■ Exercise description ■
What you output should match the data below exactly.

/---

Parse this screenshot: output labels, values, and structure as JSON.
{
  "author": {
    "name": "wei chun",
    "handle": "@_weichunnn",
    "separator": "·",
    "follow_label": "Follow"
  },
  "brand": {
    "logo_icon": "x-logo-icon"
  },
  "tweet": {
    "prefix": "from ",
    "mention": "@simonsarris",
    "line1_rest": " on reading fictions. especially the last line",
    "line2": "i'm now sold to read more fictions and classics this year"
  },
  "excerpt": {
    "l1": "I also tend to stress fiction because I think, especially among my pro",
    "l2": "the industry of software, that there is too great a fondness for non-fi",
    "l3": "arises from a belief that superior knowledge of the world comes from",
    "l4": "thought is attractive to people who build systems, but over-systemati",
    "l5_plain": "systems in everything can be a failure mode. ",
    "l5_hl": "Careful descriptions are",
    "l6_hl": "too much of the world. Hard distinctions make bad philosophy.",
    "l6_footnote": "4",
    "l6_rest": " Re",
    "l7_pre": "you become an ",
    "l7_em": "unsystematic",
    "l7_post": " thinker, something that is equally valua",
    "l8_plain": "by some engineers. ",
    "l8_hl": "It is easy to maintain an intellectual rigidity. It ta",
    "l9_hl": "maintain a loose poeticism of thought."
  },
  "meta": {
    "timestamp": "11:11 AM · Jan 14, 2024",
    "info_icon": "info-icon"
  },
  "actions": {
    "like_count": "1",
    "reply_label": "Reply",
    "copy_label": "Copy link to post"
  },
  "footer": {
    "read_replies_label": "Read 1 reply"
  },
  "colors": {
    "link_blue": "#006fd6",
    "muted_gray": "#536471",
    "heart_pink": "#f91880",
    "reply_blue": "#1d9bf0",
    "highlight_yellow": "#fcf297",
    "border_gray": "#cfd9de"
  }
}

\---

■ Solution for this problem ■
Parse this screenshot: output labels, values, and structure as JSON.
{
  "author": {
    "name": "wei chun",
    "handle": "@_weichunnn",
    "separator": "·",
    "follow_label": "Follow"
  },
  "brand": {
    "logo_icon": "x-logo-icon"
  },
  "tweet": {
    "prefix": "from ",
    "mention": "@simonsarris",
    "line1_rest": " on reading fictions. especially the last line",
    "line2": "i'm now sold to read more fictions and classics this year"
  },
  "excerpt": {
    "l1": "I also tend to stress fiction because I think, especially among my pro",
    "l2": "the industry of software, that there is too great a fondness for non-fi",
    "l3": "arises from a belief that superior knowledge of the world comes from",
    "l4": "thought is attractive to people who build systems, but over-systemati",
    "l5_plain": "systems in everything can be a failure mode. ",
    "l5_hl": "Careful descriptions are",
    "l6_hl": "too much of the world. Hard distinctions make bad philosophy.",
    "l6_footnote": "4",
    "l6_rest": " Re",
    "l7_pre": "you become an ",
    "l7_em": "unsystematic",
    "l7_post": " thinker, something that is equally valua",
    "l8_plain": "by some engineers. ",
    "l8_hl": "It is easy to maintain an intellectual rigidity. It ta",
    "l9_hl": "maintain a loose poeticism of thought."
  },
  "meta": {
    "timestamp": "11:11 AM · Jan 14, 2024",
    "info_icon": "info-icon"
  },
  "actions": {
    "like_count": "1",
    "reply_label": "Reply",
    "copy_label": "Copy link to post"
  },
  "footer": {
    "read_replies_label": "Read 1 reply"
  },
  "colors": {
    "link_blue": "#006fd6",
    "muted_gray": "#536471",
    "heart_pink": "#f91880",
    "reply_blue": "#1d9bf0",
    "highlight_yellow": "#fcf297",
    "border_gray": "#cfd9de"
  }
}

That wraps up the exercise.